Make an appointment with the outrageous doctors of Sacred Heart. Garnering an Emmy(R) Award nomination for Best Comedy Series, SCRUBS' fifth season is "sillier and more whimsical than ever," raves NEWSDAY. This year, the laughs are off the charts as J.D. moves in with Turk and Carla, and Elliot uses an interesting form of blackmail in order to get her job back at the hospital. Jason Bateman and Cheryl Hines are just some of the sensational guest stars joining TV's quirkiest cast. Experience all 24 episodes, plus exclusive bonus features, including a never-before-seen extended cut of the 100th episode. It's just what the doctor ordered.
"I'm gonna have a good year, aren't I?" J.D. (Zach Braff), now an attending physician at Sacred Heart Hospital, asks in the fifth season's opening episode. All vital signs are good (the series did receive an Emmy nomination for Outstanding Comedy), but longtime Scrubs fans may be forgiven a sense of déjà vu, from J.D.'s whimsical reveries to Dr. Cox's (John C. McGinley) increasingly tiresome rants. The series itself acknowledges the palpable sense of been there, seen that with the clever episode "Déjà vu, Déjà vu." But don't pronounce Scrubs dead just yet. Directed by Braff, "My Way Home," the series' 100th episode, is a brilliantly conceived homage to The Wizard of Oz with J.D. and company finding their hearts, brains, and courage. Another powerful episode that shows a welcome maturity is "My Lunch," in which J.D. at last has lunch with his reluctant mentor, Dr. Cox, in the wake of a patient's death (happily, the music rights were secured for the DVD release so that the Fray's "How to Save a Life" is playing on the soundtrack when Dr. Cox has his own tragic setback), and the follow-up episode, "My Fallen Idol."

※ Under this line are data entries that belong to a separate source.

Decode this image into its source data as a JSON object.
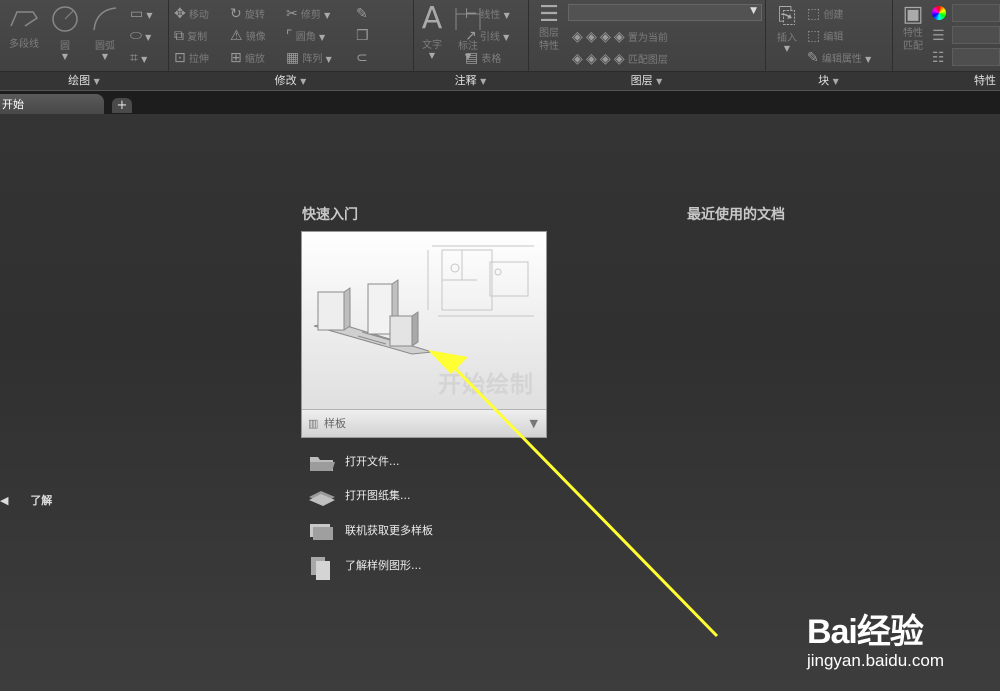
{
  "ribbon": {
    "draw": {
      "title": "绘图",
      "polyline": "多段线",
      "circle": "圆",
      "arc": "圆弧"
    },
    "modify": {
      "title": "修改",
      "move": "移动",
      "rotate": "旋转",
      "trim": "修剪",
      "copy": "复制",
      "mirror": "镜像",
      "fillet": "圆角",
      "stretch": "拉伸",
      "scale": "缩放",
      "array": "阵列"
    },
    "annotation": {
      "title": "注释",
      "text": "文字",
      "dimension": "标注",
      "linear": "线性",
      "leader": "引线",
      "table": "表格"
    },
    "layers": {
      "title": "图层",
      "layer_properties": "图层\n特性",
      "set_current": "置为当前",
      "match_layer": "匹配图层"
    },
    "block": {
      "title": "块",
      "insert": "插入",
      "create": "创建",
      "edit": "编辑",
      "edit_attributes": "编辑属性"
    },
    "properties": {
      "title": "特性",
      "match": "特性\n匹配"
    }
  },
  "tabs": {
    "start_tab": "开始",
    "add_tab": "+"
  },
  "start_page": {
    "quick_start_title": "快速入门",
    "recent_docs_title": "最近使用的文档",
    "start_drawing_label": "开始绘制",
    "template_label": "样板",
    "links": [
      {
        "label": "打开文件..."
      },
      {
        "label": "打开图纸集..."
      },
      {
        "label": "联机获取更多样板"
      },
      {
        "label": "了解样例图形..."
      }
    ],
    "learn_label": "了解"
  },
  "watermark": {
    "brand": "Bai经验",
    "url": "jingyan.baidu.com"
  },
  "colors": {
    "annotation_arrow": "#ffff33"
  }
}
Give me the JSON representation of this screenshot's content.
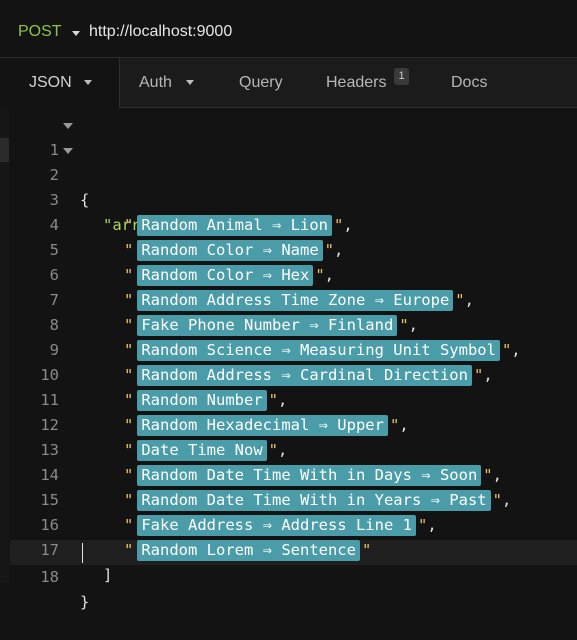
{
  "request": {
    "method": "POST",
    "url": "http://localhost:9000"
  },
  "tabs": {
    "json": "JSON",
    "auth": "Auth",
    "query": "Query",
    "headers": "Headers",
    "headers_count": "1",
    "docs": "Docs"
  },
  "editor": {
    "open_brace": "{",
    "array_key": "\"array\"",
    "colon_bracket": ": [",
    "close_bracket": "]",
    "close_brace": "}",
    "line_numbers": [
      "1",
      "2",
      "3",
      "4",
      "5",
      "6",
      "7",
      "8",
      "9",
      "10",
      "11",
      "12",
      "13",
      "14",
      "15",
      "16",
      "17",
      "18"
    ],
    "items": [
      "Random Animal ⇒ Lion",
      "Random Color ⇒ Name",
      "Random Color ⇒ Hex",
      "Random Address Time Zone ⇒ Europe",
      "Fake Phone Number ⇒ Finland",
      "Random Science ⇒ Measuring Unit Symbol",
      "Random Address ⇒ Cardinal Direction",
      "Random Number",
      "Random Hexadecimal ⇒ Upper",
      "Date Time Now",
      "Random Date Time With in Days ⇒ Soon",
      "Random Date Time With in Years ⇒ Past",
      "Fake Address ⇒ Address Line 1",
      "Random Lorem ⇒ Sentence"
    ]
  },
  "colors": {
    "method": "#8bc34a",
    "key": "#a9d65b",
    "quote": "#e7c26a",
    "tag_bg": "#4a9ca8",
    "background": "#131313"
  }
}
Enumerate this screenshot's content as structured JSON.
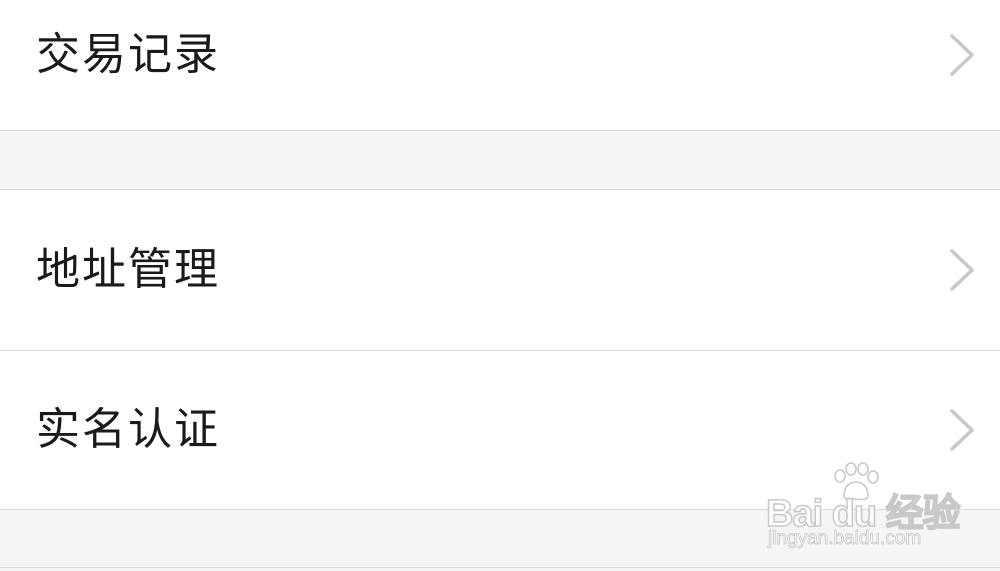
{
  "menu": {
    "items": [
      {
        "label": "交易记录"
      },
      {
        "label": "地址管理"
      },
      {
        "label": "实名认证"
      }
    ]
  },
  "watermark": {
    "brand": "Bai du 经验",
    "url": "jingyan.baidu.com"
  },
  "colors": {
    "background": "#f5f5f5",
    "card": "#ffffff",
    "divider": "#dcdcdc",
    "text": "#1a1a1a",
    "chevron": "#c7c7cc"
  }
}
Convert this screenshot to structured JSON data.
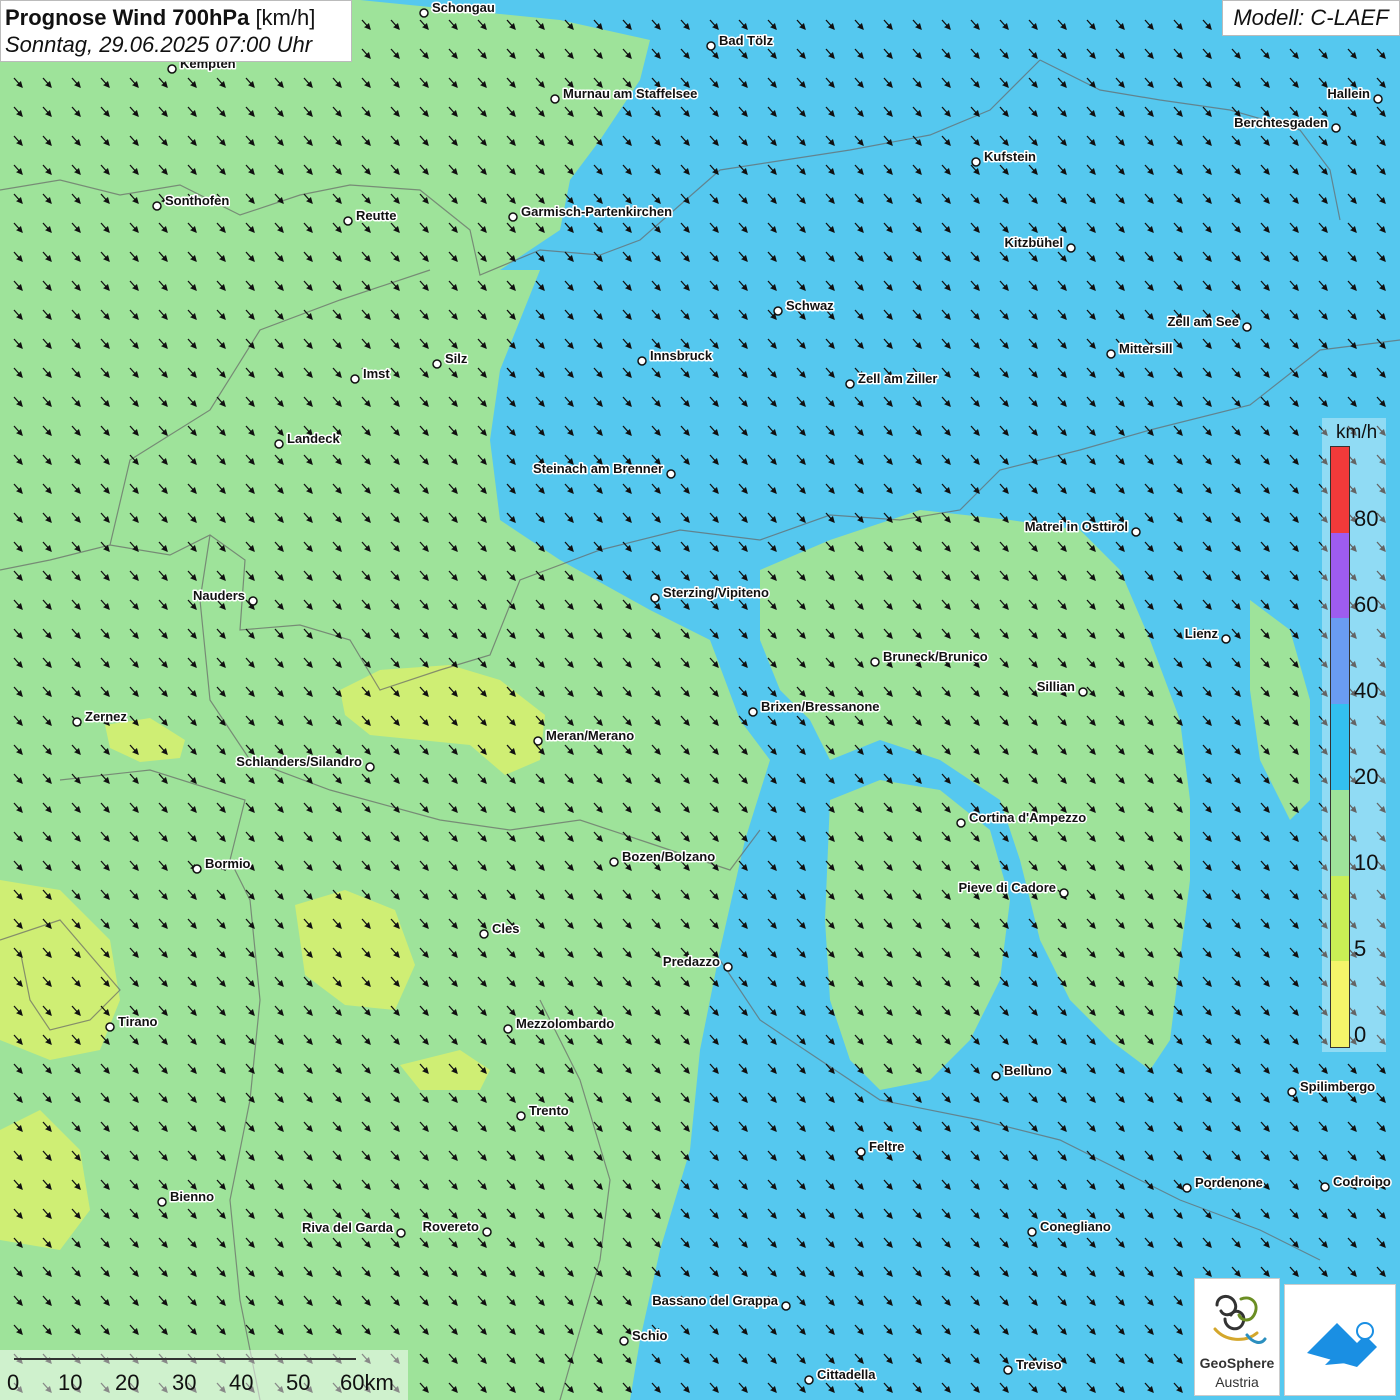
{
  "title": {
    "main": "Prognose Wind 700hPa",
    "unit": "[km/h]",
    "datetime": "Sonntag, 29.06.2025 07:00 Uhr"
  },
  "model": "Modell: C-LAEF",
  "legend": {
    "unit": "km/h",
    "labels": [
      "80",
      "60",
      "40",
      "20",
      "10",
      "5",
      "0"
    ],
    "colors": [
      "#f23a3a",
      "#9e5cf0",
      "#6a9cf3",
      "#33c0f0",
      "#9ee39a",
      "#c9ee55",
      "#f4f46a"
    ]
  },
  "colors": {
    "blue_zone": "#55c8ef",
    "green_zone": "#9ee39a",
    "yellow_zone": "#cfee74"
  },
  "scalebar": {
    "labels": [
      "0",
      "10",
      "20",
      "30",
      "40",
      "50",
      "60km"
    ]
  },
  "logos": {
    "geosphere_line1": "GeoSphere",
    "geosphere_line2": "Austria"
  },
  "cities": [
    {
      "name": "Schongau"
    },
    {
      "name": "Bad Tölz"
    },
    {
      "name": "Kempten"
    },
    {
      "name": "Murnau am Staffelsee"
    },
    {
      "name": "Hallein"
    },
    {
      "name": "Berchtesgaden"
    },
    {
      "name": "Kufstein"
    },
    {
      "name": "Sonthofen"
    },
    {
      "name": "Reutte"
    },
    {
      "name": "Garmisch-Partenkirchen"
    },
    {
      "name": "Kitzbühel"
    },
    {
      "name": "Schwaz"
    },
    {
      "name": "Zell am See"
    },
    {
      "name": "Mittersill"
    },
    {
      "name": "Innsbruck"
    },
    {
      "name": "Silz"
    },
    {
      "name": "Imst"
    },
    {
      "name": "Zell am Ziller"
    },
    {
      "name": "Landeck"
    },
    {
      "name": "Steinach am Brenner"
    },
    {
      "name": "Matrei in Osttirol"
    },
    {
      "name": "Nauders"
    },
    {
      "name": "Sterzing/Vipiteno"
    },
    {
      "name": "Lienz"
    },
    {
      "name": "Bruneck/Brunico"
    },
    {
      "name": "Sillian"
    },
    {
      "name": "Brixen/Bressanone"
    },
    {
      "name": "Zernez"
    },
    {
      "name": "Meran/Merano"
    },
    {
      "name": "Schlanders/Silandro"
    },
    {
      "name": "Cortina d'Ampezzo"
    },
    {
      "name": "Bormio"
    },
    {
      "name": "Bozen/Bolzano"
    },
    {
      "name": "Pieve di Cadore"
    },
    {
      "name": "Cles"
    },
    {
      "name": "Predazzo"
    },
    {
      "name": "Tirano"
    },
    {
      "name": "Mezzolombardo"
    },
    {
      "name": "Belluno"
    },
    {
      "name": "Spilimbergo"
    },
    {
      "name": "Trento"
    },
    {
      "name": "Feltre"
    },
    {
      "name": "Pordenone"
    },
    {
      "name": "Codroipo"
    },
    {
      "name": "Bienno"
    },
    {
      "name": "Riva del Garda"
    },
    {
      "name": "Rovereto"
    },
    {
      "name": "Conegliano"
    },
    {
      "name": "Bassano del Grappa"
    },
    {
      "name": "Schio"
    },
    {
      "name": "Treviso"
    },
    {
      "name": "Cittadella"
    }
  ]
}
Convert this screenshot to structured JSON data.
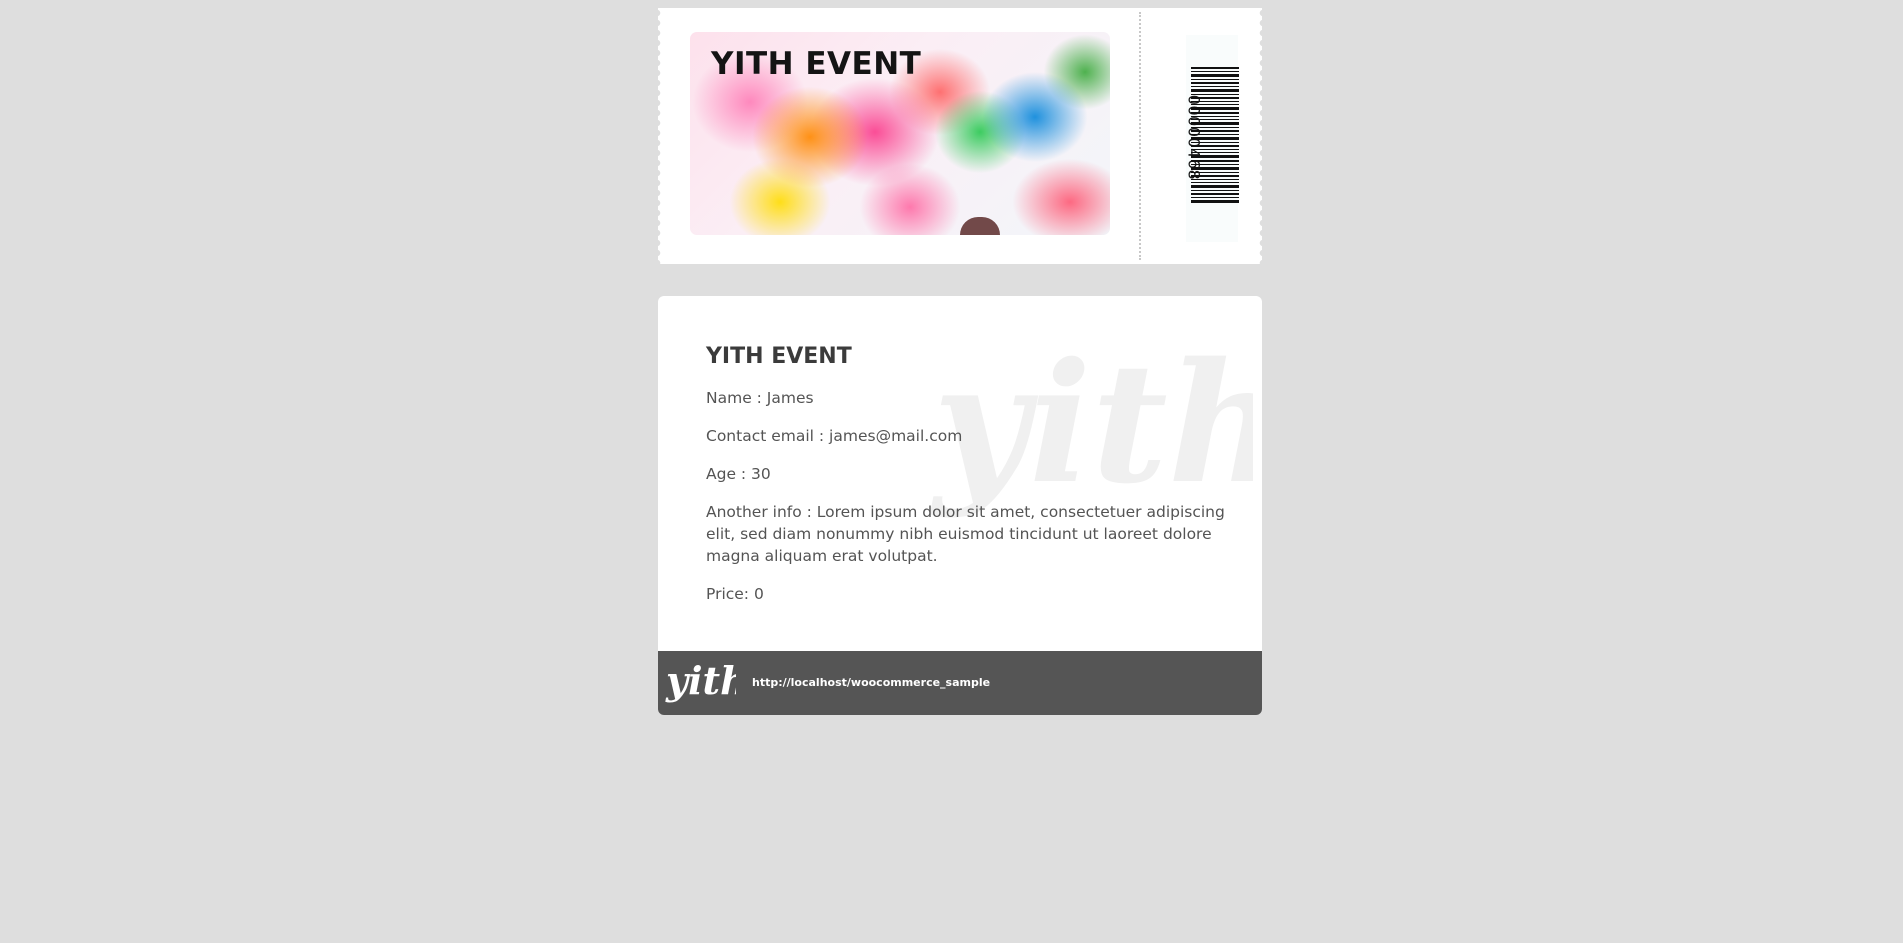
{
  "ticket": {
    "hero_title": "YITH EVENT",
    "barcode_number": "00000468"
  },
  "details": {
    "title": "YITH EVENT",
    "lines": [
      "Name : James",
      "Contact email : james@mail.com",
      "Age : 30",
      "Another info : Lorem ipsum dolor sit amet, consectetuer adipiscing elit, sed diam nonummy nibh euismod tincidunt ut laoreet dolore magna aliquam erat volutpat.",
      "Price: 0"
    ]
  },
  "footer": {
    "logo_text": "yith",
    "url": "http://localhost/woocommerce_sample"
  },
  "watermark_text": "yith",
  "colors": {
    "page_background": "#dedede",
    "card": "#ffffff",
    "footer": "#555555",
    "text": "#545454"
  },
  "icons": {
    "barcode": "barcode-icon",
    "logo": "yith-logo-icon"
  }
}
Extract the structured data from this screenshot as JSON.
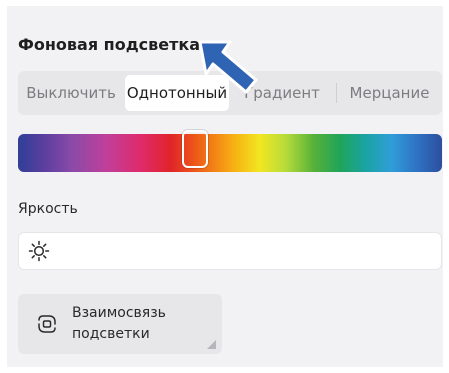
{
  "header": {
    "title": "Фоновая подсветка"
  },
  "mode_tabs": {
    "items": [
      {
        "label": "Выключить",
        "active": false
      },
      {
        "label": "Однотонный",
        "active": true
      },
      {
        "label": "Градиент",
        "active": false
      },
      {
        "label": "Мерцание",
        "active": false
      }
    ]
  },
  "color_slider": {
    "selected_position": 0.41
  },
  "brightness": {
    "label": "Яркость",
    "icon": "sun-icon"
  },
  "link_button": {
    "label": "Взаимосвязь подсветки",
    "icon": "link-icon"
  },
  "annotation": {
    "icon": "pointer-arrow-icon",
    "color": "#2f63b3"
  }
}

While Scrubs has a tendency this season to get "more ridiculous" (in one episode, Neil Flynn's Janitor defies Ken Jenkins' Dr. Kelso to secretly keep a crow in the hospital), the scalpel-sharp writing affords Braff moments that are, in his character's own words, "classic Dorian." In the episode "My Half Acre," he mixes his sports analogies to tell Elliot (Sarah Chalke), "What's waiting for me in my room is what's known, in football terms, as a slam dunk," as he mimes hitting a tennis ball. Mandy Moore, displaying a surprising knack for physical comedy, follows Tara Reid and Heather Graham as a fleeting love interest for J.D. Other character milestones include pregnancies for Carla (Judy Reyes) and two other characters best left a surprise. Good for whatever ails season 5 are this set's extras, including an entertaining series retrospective, featuring interviews with the cast and creators, as well as commentary by Braff for an extended cut of "My Way Home." --Donald Liebenson